Saturday 27 August 2011

August 14th - Within the Octave of St. Lawrence - Vigil of the Assumption

The fifth day within the Octave of St. Lawrence is of semi-double rite and the liturgical colour of the day is red.

At Mattins the invitatory is as on the feast of St. Lawrence, Beatus Laurentius Christi Martyr triumphat coronatus in caelis: * Venite adoremus Dominum. The Office hymn is Deus tuorum militum. In the first nocturn the antiphons Quo progrederis etc are sung with psalms 1, 2 & 3. The lessons are those of occurring scripture for the Saturday of the second week of August. The first lesson begins Melius est a sapiente... and continues until ...stulta est hujusmodi interrogatio. In the modern Breviary the lessons for Saturday begin with the first verse of Ch. 7 of Ecclesiastes but this was read as the third lesson yesterday in the usus antiquior with today's lessons beginning at verse 6 of Ch. 7. The second lesson begins Utilior est sapientia... (v.12) and continues until the end of v. 16, ...vivit tempore in malitia sua. Part of this text can be found half-way through the modern third lesson. The third lesson begins Noli esse justus... and continues until ...maledixisti ejus. vv. 17-23. This text is entirely absent from the modern books. In the second nocturn the antiphons Beatus Laurentius etc are sung with psalms 4, 5 & 8. The lessons are from a sermon of St. Maximus. These are longer than those found in the modern (pre-1911) editions. In the third nocturn the antiphons Strinxerunt corporis are sung with psalms 14, 16 & 20. The homily is taken from St. Chrysostom's 65th homily on St. John's Gospel. The ninth lesson is of the Vigil. The Gospel fragment is from St. Luke (Lk 11:27-28) containing the passage wherein "a certain woman from the crowd, lifting up her voice, said to him: Blessed is the womb that bore thee, and the paps that gave thee suck" to which the LORD responds "Yea rather, blessed are they who hear the word of God, and keep it." St. Augustine's homily praises the Virgin for doing will of the Father and St. Augustine has the LORD say: "Hoc est dicere: Et mater mea, quam appellatis felicem, inde felix, quia verbum Dei custodit: non quia in illa Verbum caro factum est, et habitavit in nobis: sed quia custodit ipsum Verbum Dei, per quod facta est, et quod in illa caro factum est." The Te Deum is sung.

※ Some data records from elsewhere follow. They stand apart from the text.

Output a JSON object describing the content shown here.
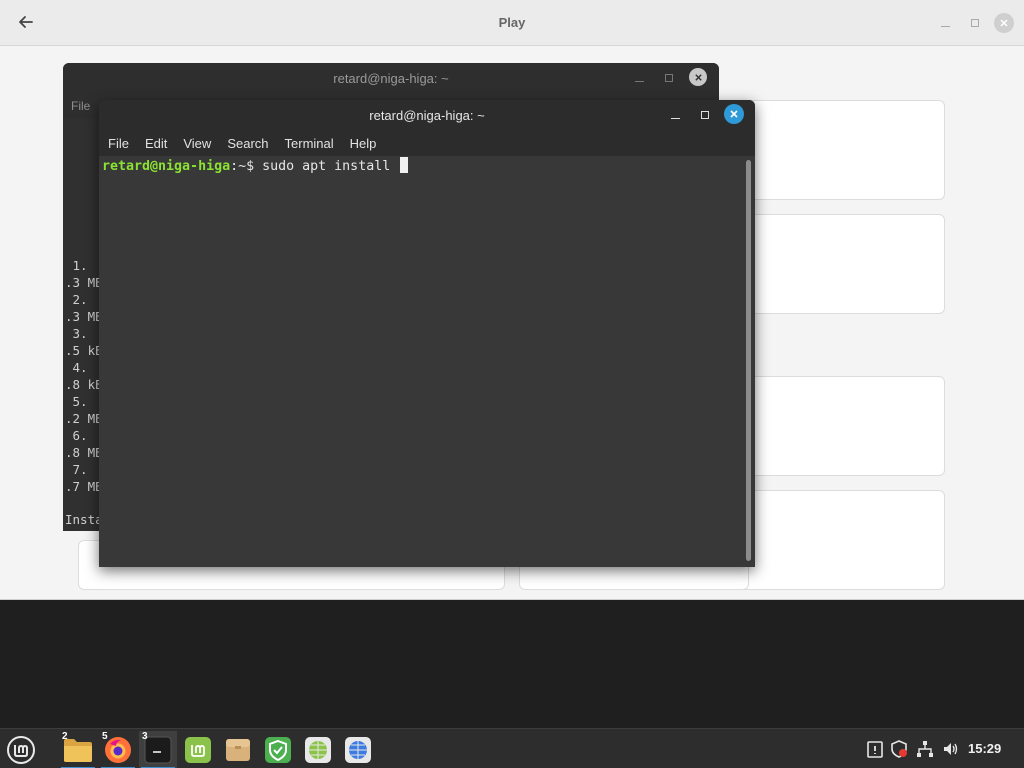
{
  "play_window": {
    "title": "Play"
  },
  "back_terminal": {
    "title": "retard@niga-higa: ~",
    "menu_file": "File",
    "lines": [
      " 1.",
      ".3 MB",
      " 2.",
      ".3 MB",
      " 3.",
      ".5 kB",
      " 4.",
      ".8 kB",
      " 5.",
      ".2 MB",
      " 6.",
      ".8 MB",
      " 7.",
      ".7 MB",
      "Insta"
    ]
  },
  "front_terminal": {
    "title": "retard@niga-higa: ~",
    "menu": [
      "File",
      "Edit",
      "View",
      "Search",
      "Terminal",
      "Help"
    ],
    "prompt_user": "retard@niga-higa",
    "prompt_suffix": ":~$ ",
    "command": "sudo apt install "
  },
  "taskbar": {
    "apps": [
      {
        "name": "files",
        "badge": "2"
      },
      {
        "name": "firefox",
        "badge": "5"
      },
      {
        "name": "terminal",
        "badge": "3"
      },
      {
        "name": "mintupdate",
        "badge": ""
      },
      {
        "name": "archive-manager",
        "badge": ""
      },
      {
        "name": "shield",
        "badge": ""
      },
      {
        "name": "web-green",
        "badge": ""
      },
      {
        "name": "web-blue",
        "badge": ""
      }
    ],
    "clock": "15:29"
  },
  "colors": {
    "prompt_green": "#8ae234",
    "close_blue": "#2e9ad8",
    "active_underline": "#3d8fd1"
  }
}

At Lauds the antiphons Laurentius ingressus est martyr etc are sung with psalms 92, 99, 62-66, Benedicite & 148-149-150. The Office hymn is Martyr Dei, qui unicum. After the collect of the Octave a commemoration is sung of the Vigil: the antiphon on the Benedictus is of the Saturday, Illuminare Domine etc., and the V&R Repleti sumus etc and Exsultavimus etc., again both from the Saturday; the collect is proper to the Vigil. After the commemoration of the Vigil a commemoration is sung of St. Eusebius.

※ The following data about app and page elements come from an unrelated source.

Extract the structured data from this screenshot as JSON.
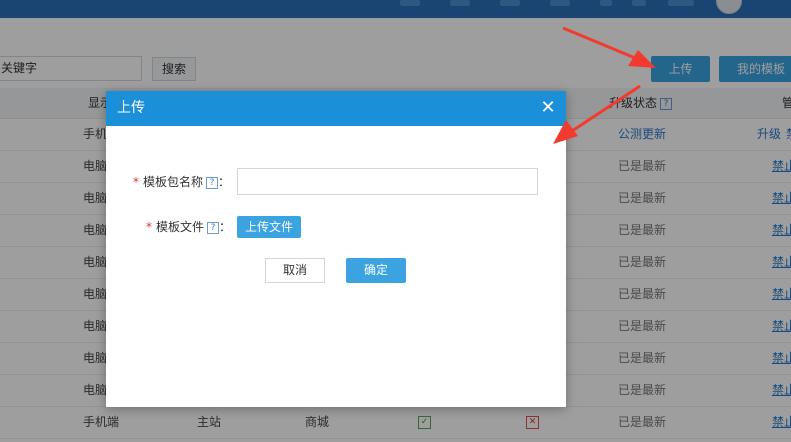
{
  "toolbar": {
    "search_value": "关键字",
    "search_button": "搜索",
    "upload_button": "上传",
    "my_templates_button": "我的模板"
  },
  "table": {
    "headers": {
      "display": "显示",
      "upgrade_status": "升级状态",
      "manage": "管"
    },
    "rows": [
      {
        "device": "手机",
        "status": "公测更新",
        "status_link": true,
        "actions": [
          "升级",
          "禁"
        ]
      },
      {
        "device": "电脑",
        "status": "已是最新",
        "status_link": false,
        "actions": [
          "禁止"
        ]
      },
      {
        "device": "电脑",
        "status": "已是最新",
        "status_link": false,
        "actions": [
          "禁止"
        ]
      },
      {
        "device": "电脑",
        "status": "已是最新",
        "status_link": false,
        "actions": [
          "禁止"
        ]
      },
      {
        "device": "电脑",
        "status": "已是最新",
        "status_link": false,
        "actions": [
          "禁止"
        ]
      },
      {
        "device": "电脑",
        "status": "已是最新",
        "status_link": false,
        "actions": [
          "禁止"
        ]
      },
      {
        "device": "电脑",
        "status": "已是最新",
        "status_link": false,
        "actions": [
          "禁止"
        ]
      },
      {
        "device": "电脑",
        "status": "已是最新",
        "status_link": false,
        "actions": [
          "禁止"
        ]
      },
      {
        "device": "电脑",
        "status": "已是最新",
        "status_link": false,
        "actions": [
          "禁止"
        ]
      }
    ],
    "last_row": {
      "device": "手机端",
      "station": "主站",
      "mall": "商城",
      "status": "已是最新",
      "action": "禁止"
    }
  },
  "modal": {
    "title": "上传",
    "name_label": "模板包名称",
    "file_label": "模板文件",
    "required_mark": "*",
    "colon": "：",
    "help_icon": "?",
    "upload_file_button": "上传文件",
    "cancel_button": "取消",
    "confirm_button": "确定"
  },
  "colors": {
    "primary": "#3aa3e0",
    "header_blue": "#1b8fd8",
    "arrow_red": "#f23b2e",
    "link_blue": "#2b7ac9"
  }
}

At Prime and the Hours the antiphons from Lauds, Laurentius etc., are sung. At Prime the Dominical preces are omitted because of the Octave and the lectio brevis is Potens est autem.

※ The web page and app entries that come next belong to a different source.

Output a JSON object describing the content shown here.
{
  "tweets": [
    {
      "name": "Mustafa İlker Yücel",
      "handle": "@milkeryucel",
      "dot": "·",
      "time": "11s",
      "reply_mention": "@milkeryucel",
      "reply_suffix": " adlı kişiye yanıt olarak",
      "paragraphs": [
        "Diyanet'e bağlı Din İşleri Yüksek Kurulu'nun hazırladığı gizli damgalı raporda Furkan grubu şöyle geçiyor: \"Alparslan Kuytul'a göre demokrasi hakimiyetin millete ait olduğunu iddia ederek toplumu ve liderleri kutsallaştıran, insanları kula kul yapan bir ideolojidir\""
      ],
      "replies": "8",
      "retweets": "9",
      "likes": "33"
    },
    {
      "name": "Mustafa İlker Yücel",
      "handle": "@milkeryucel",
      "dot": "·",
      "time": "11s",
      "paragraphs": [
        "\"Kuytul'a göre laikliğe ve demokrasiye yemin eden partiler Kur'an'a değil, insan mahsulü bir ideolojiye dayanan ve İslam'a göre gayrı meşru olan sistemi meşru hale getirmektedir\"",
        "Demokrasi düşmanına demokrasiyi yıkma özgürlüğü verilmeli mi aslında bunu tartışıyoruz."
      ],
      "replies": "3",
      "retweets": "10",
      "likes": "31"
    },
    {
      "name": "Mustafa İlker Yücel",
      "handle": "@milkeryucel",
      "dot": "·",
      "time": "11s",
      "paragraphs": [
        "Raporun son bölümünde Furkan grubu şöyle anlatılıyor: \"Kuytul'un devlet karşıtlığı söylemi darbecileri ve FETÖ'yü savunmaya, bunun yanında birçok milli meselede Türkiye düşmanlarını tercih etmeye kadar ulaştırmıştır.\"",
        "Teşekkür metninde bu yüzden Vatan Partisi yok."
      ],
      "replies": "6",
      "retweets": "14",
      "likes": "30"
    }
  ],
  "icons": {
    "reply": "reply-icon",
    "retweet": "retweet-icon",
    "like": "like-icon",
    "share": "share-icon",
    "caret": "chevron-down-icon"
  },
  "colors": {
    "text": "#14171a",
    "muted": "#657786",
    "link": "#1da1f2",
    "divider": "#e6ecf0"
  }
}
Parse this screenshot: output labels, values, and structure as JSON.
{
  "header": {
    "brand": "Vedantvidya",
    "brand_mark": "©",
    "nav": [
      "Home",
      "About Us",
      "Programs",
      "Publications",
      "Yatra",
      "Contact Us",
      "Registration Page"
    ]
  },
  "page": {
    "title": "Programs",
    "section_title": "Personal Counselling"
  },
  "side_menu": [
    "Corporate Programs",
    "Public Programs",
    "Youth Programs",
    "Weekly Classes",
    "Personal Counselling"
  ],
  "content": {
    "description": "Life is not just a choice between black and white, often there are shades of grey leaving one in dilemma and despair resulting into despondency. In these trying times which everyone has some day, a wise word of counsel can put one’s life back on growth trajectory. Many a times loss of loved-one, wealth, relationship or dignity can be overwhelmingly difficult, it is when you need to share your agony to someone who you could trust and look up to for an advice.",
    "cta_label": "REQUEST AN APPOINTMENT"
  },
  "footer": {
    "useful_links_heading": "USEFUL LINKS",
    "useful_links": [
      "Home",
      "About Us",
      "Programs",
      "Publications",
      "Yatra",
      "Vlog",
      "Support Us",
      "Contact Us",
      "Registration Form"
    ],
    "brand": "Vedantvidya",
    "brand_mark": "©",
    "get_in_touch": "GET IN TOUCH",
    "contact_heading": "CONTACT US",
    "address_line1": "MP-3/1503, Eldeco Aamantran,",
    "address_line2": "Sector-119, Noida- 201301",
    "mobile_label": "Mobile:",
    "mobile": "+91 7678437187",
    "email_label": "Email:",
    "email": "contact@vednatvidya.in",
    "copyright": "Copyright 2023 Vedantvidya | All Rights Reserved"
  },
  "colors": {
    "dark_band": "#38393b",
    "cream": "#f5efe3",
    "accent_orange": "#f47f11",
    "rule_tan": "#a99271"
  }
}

Mass, of the Vigil, is sung after None. Violet dalmatic and tunicle are used. The second collect is of the Octave, the third collect is of St. Eusebius and the Common Preface is sung.

In the afternoon first Vespers are sung of the great feast of the Assumption. The liturgical colour changes to white and the antiphons Assumpta est Maria etc are sung with psalms 109, 112, 121, 126 & 147. The chapter is from Ecclesiasticus, In omnibus requiem etc., and the Office hymn Ave, Maris stella. After the collect of the feast a commemoration is sung of the Sunday, the antiphon on the Magnificat is Omnis sapientia for the Saturday before the third Sunday of August. At Compline Te lucis is sung to the tone for feasts of the BVM and with the Doxology Gloria tibi Domine, Qui natus es de Virgine, Cum Patre et Sancto Spiritu, In sempiterna saecula.

1 comment:

  1. It is interesting, that both in the Calendars of 1576 and 1604 Missals Vigil is put to higher place than Octave. Octave and St Eusebius are there commemorations. Any ideas